03 November 2017
A team of Belgian researchers have discovered a new vulnerability in the WiFi network, which allows attackers to eavesdrop Wi-Fi traffic passing between computers and access points. Nearly 41% of all Android connections are vulnerable to the WiFi attack, according to the report.
The exploit is known as KRACK, or Key Reinstallation Attacks, and allows data being sent over WiFi network by interrupting the third step in a four-way “handshake” that creates a key for encrypted data. The vulnerability found in WPA2 is similar to that of earlier security standards like WEP and is believed to be one of the “biggest online security threats ever.”
The United States Computer Emergency Readiness Team contacted about 100 organizations ahead of the official announcement of the vulnerability.
US-CERT has become aware of several key management vulnerabilities in the 4-way handshake of the Wi-Fi Protected Access II (WPA2) security protocol. The impact of exploiting these vulnerabilities includes decryption, packet replay, TCP connection hijacking, HTTP content injection, and others. Note that as protocol-level issues, most or all correct implementations of the standard will be affected. The CERT/CC and the reporting researcher KU Leuven, will be publicly disclosing these vulnerabilities on 16 October 2017.

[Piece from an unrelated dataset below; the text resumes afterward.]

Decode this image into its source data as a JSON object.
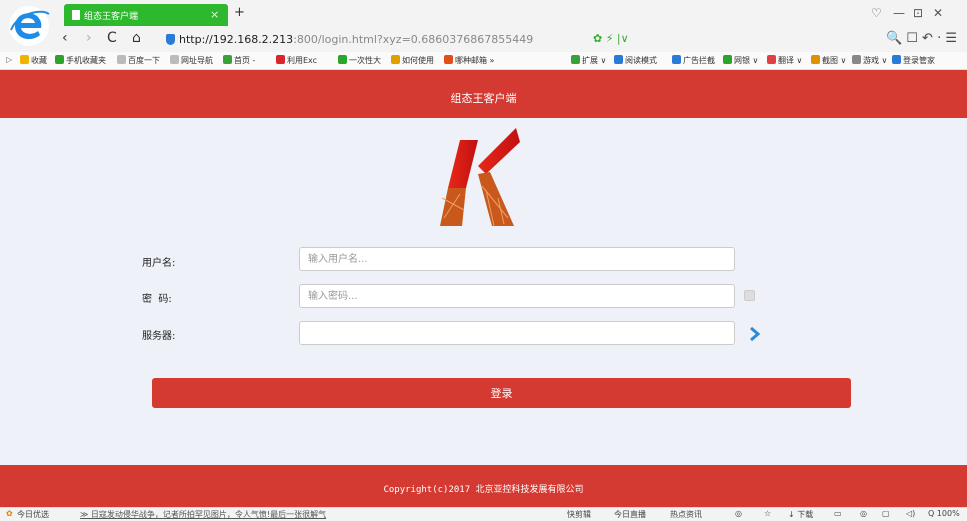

The details about the vulnerability will be released soon. Security researchers suggest that users who are concerned about the security of their connection should avoid using Wi-Fi entirely for now. The report states that people should use “HTTPS, STARTTLS, Secure Shell, and other reliable protocols” for encryption for now.

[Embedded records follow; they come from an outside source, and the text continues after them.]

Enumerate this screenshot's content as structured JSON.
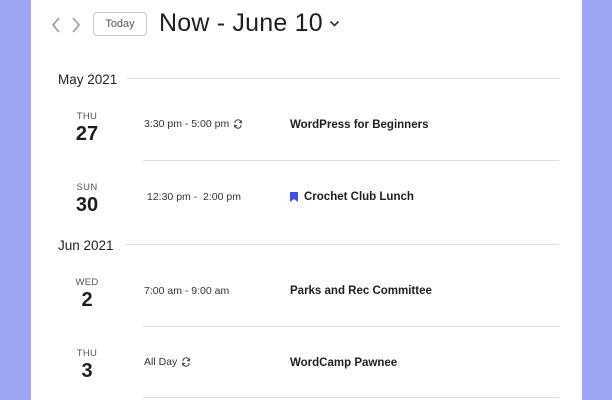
{
  "header": {
    "today_label": "Today",
    "range_label": "Now - June 10"
  },
  "months": [
    {
      "label": "May 2021",
      "days": [
        {
          "dow": "THU",
          "day": "27",
          "event": {
            "time": "3:30 pm - 5:00 pm",
            "recurring": true,
            "featured": false,
            "title": "WordPress for Beginners"
          }
        },
        {
          "dow": "SUN",
          "day": "30",
          "event": {
            "time": "12:30 pm -  2:00 pm",
            "recurring": false,
            "featured": true,
            "title": "Crochet Club Lunch"
          }
        }
      ]
    },
    {
      "label": "Jun 2021",
      "days": [
        {
          "dow": "WED",
          "day": "2",
          "event": {
            "time": "7:00 am - 9:00 am",
            "recurring": false,
            "featured": false,
            "title": "Parks and Rec Committee"
          }
        },
        {
          "dow": "THU",
          "day": "3",
          "event": {
            "time": "All Day",
            "recurring": true,
            "featured": false,
            "title": "WordCamp Pawnee"
          }
        }
      ]
    }
  ],
  "colors": {
    "background": "#9da4f4",
    "featured_accent": "#3f51e0"
  }
}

The vulnerabilities will be presented on November 1st in a talk titled “Key Reinstallation Attacks: Forcing Nonce Reuse in WPA2” at a security conference in Dallas.